== Work instructions ==
Filter the records below down to lines containing "title".

Interface dataset entries
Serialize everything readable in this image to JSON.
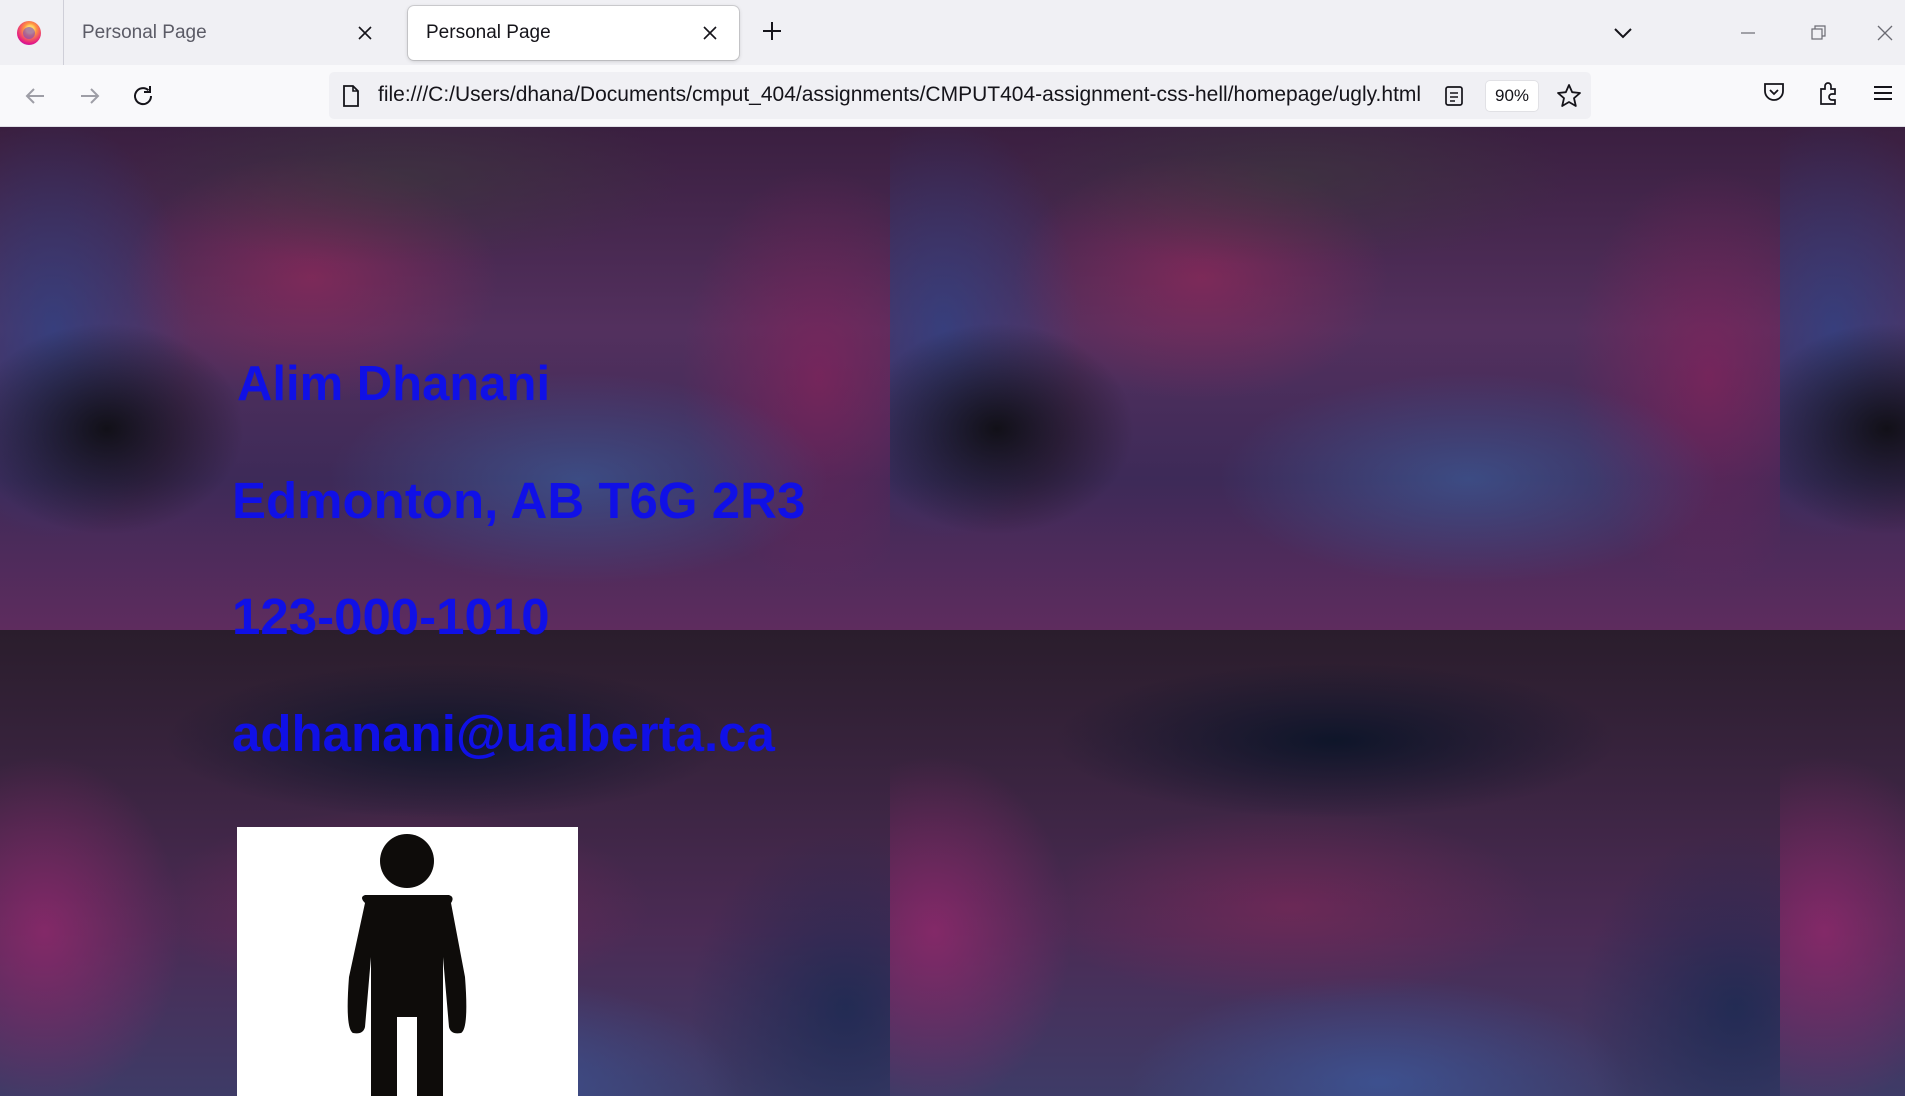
{
  "browser": {
    "tabs": [
      {
        "title": "Personal Page",
        "active": false
      },
      {
        "title": "Personal Page",
        "active": true
      }
    ],
    "url": "file:///C:/Users/dhana/Documents/cmput_404/assignments/CMPUT404-assignment-css-hell/homepage/ugly.html",
    "zoom": "90%",
    "icons": [
      "firefox-icon",
      "close-icon",
      "plus-icon",
      "chevron-down-icon",
      "minimize-icon",
      "restore-icon",
      "window-close-icon",
      "back-arrow-icon",
      "forward-arrow-icon",
      "reload-icon",
      "page-icon",
      "reader-view-icon",
      "star-icon",
      "pocket-icon",
      "extensions-icon",
      "hamburger-menu-icon"
    ]
  },
  "page": {
    "name": "Alim Dhanani",
    "city": "Edmonton, AB T6G 2R3",
    "phone": "123-000-1010",
    "email": "adhanani@ualberta.ca",
    "text_color": "#1010e6"
  }
}
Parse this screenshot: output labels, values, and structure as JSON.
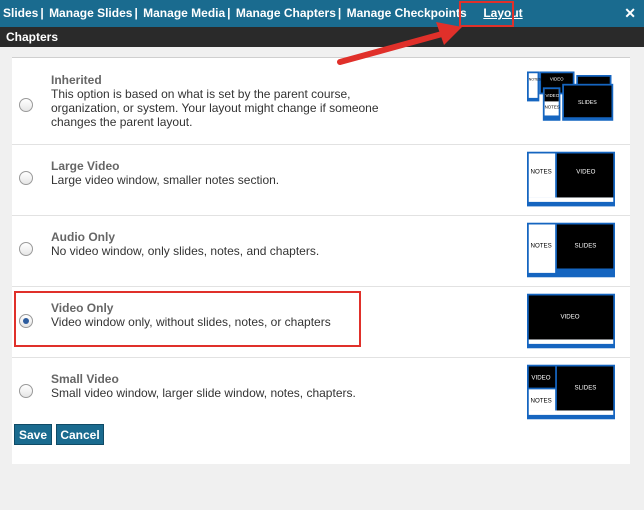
{
  "nav": {
    "items": [
      {
        "label": "Slides"
      },
      {
        "label": "Manage Slides"
      },
      {
        "label": "Manage Media"
      },
      {
        "label": "Manage Chapters"
      },
      {
        "label": "Manage Checkpoints"
      }
    ],
    "separator": "|",
    "active": "Layout",
    "close": "✕"
  },
  "section": {
    "title": "Chapters"
  },
  "options": [
    {
      "title": "Inherited",
      "desc": "This option is based on what is set by the parent course, organization, or system. Your layout might change if someone changes the parent layout.",
      "selected": false
    },
    {
      "title": "Large Video",
      "desc": "Large video window, smaller notes section.",
      "selected": false
    },
    {
      "title": "Audio Only",
      "desc": "No video window, only slides, notes, and chapters.",
      "selected": false
    },
    {
      "title": "Video Only",
      "desc": "Video window only, without slides, notes, or chapters",
      "selected": true
    },
    {
      "title": "Small Video",
      "desc": "Small video window, larger slide window, notes, chapters.",
      "selected": false
    }
  ],
  "thumb_labels": {
    "notes": "NOTES",
    "video": "VIDEO",
    "slides": "SLIDES"
  },
  "buttons": {
    "save": "Save",
    "cancel": "Cancel"
  },
  "colors": {
    "brand": "#1a6b8f",
    "section": "#2a2a2a",
    "highlight": "#e0302a",
    "thumb_blue": "#1565c0"
  }
}
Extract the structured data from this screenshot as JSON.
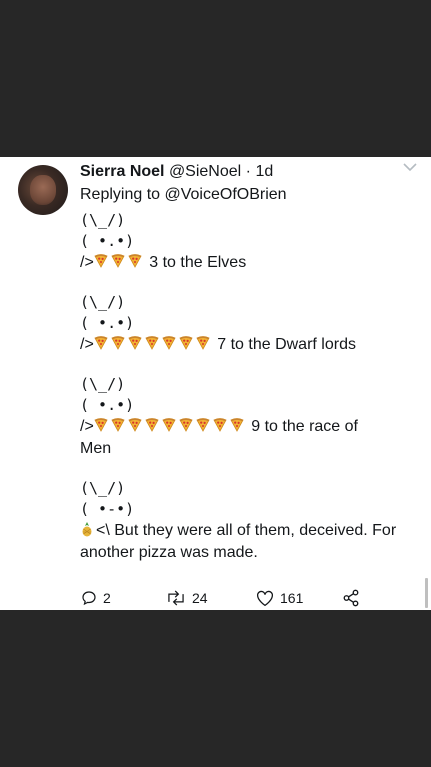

== Response to the exercise ==
        "title": "Personal Page",
        "title": "Personal Page",
    "title": "Chapters"
      "title": "Inherited",
      "title": "Large Video",
      "title": "Audio Only",
      "title": "Video Only",
      "title": "Small Video",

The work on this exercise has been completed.